● **What to do**
Here the job is to print all of the entries below verbatim and leave out any picture.

[Entries from a dataset of interfaces]

====

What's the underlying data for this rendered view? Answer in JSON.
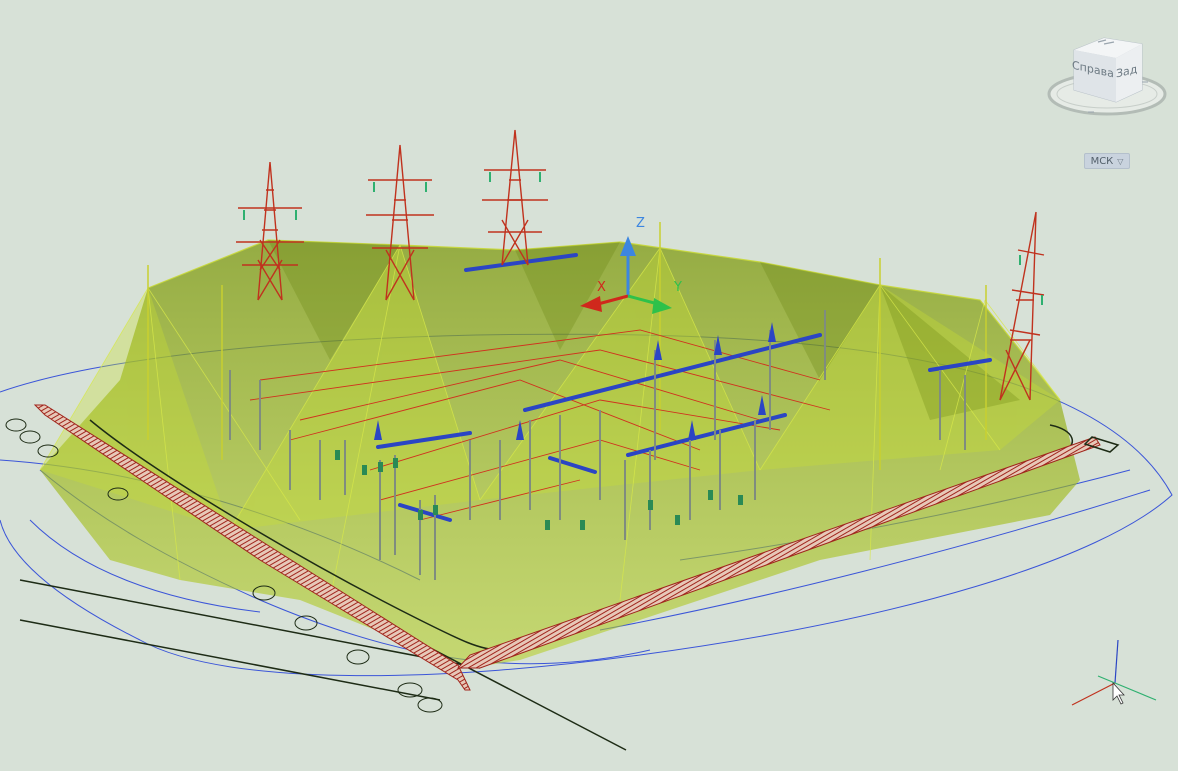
{
  "viewcube": {
    "face_right": "Справа",
    "face_back": "Зад"
  },
  "ucs_menu": {
    "label": "МСК",
    "caret": "▽"
  },
  "gizmo": {
    "z_label": "Z",
    "x_label": "X",
    "y_label": "Y"
  },
  "colors": {
    "background": "#d7e1d7",
    "zone_fill": "#a7c41a",
    "fence": "#a0251c",
    "busbar": "#2b45c4",
    "tower": "#c0321e",
    "boundary_lines": "#3b55d8"
  }
}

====

● **Written answer**
What's the underlying data for this rendered view? Answer in JSON.
{
  "viewcube": {
    "face_right": "Справа",
    "face_back": "Зад"
  },
  "ucs_menu": {
    "label": "МСК",
    "caret": "▽"
  },
  "gizmo": {
    "z_label": "Z",
    "x_label": "X",
    "y_label": "Y"
  },
  "colors": {
    "background": "#d7e1d7",
    "zone_fill": "#a7c41a",
    "fence": "#a0251c",
    "busbar": "#2b45c4",
    "tower": "#c0321e",
    "boundary_lines": "#3b55d8"
  }
}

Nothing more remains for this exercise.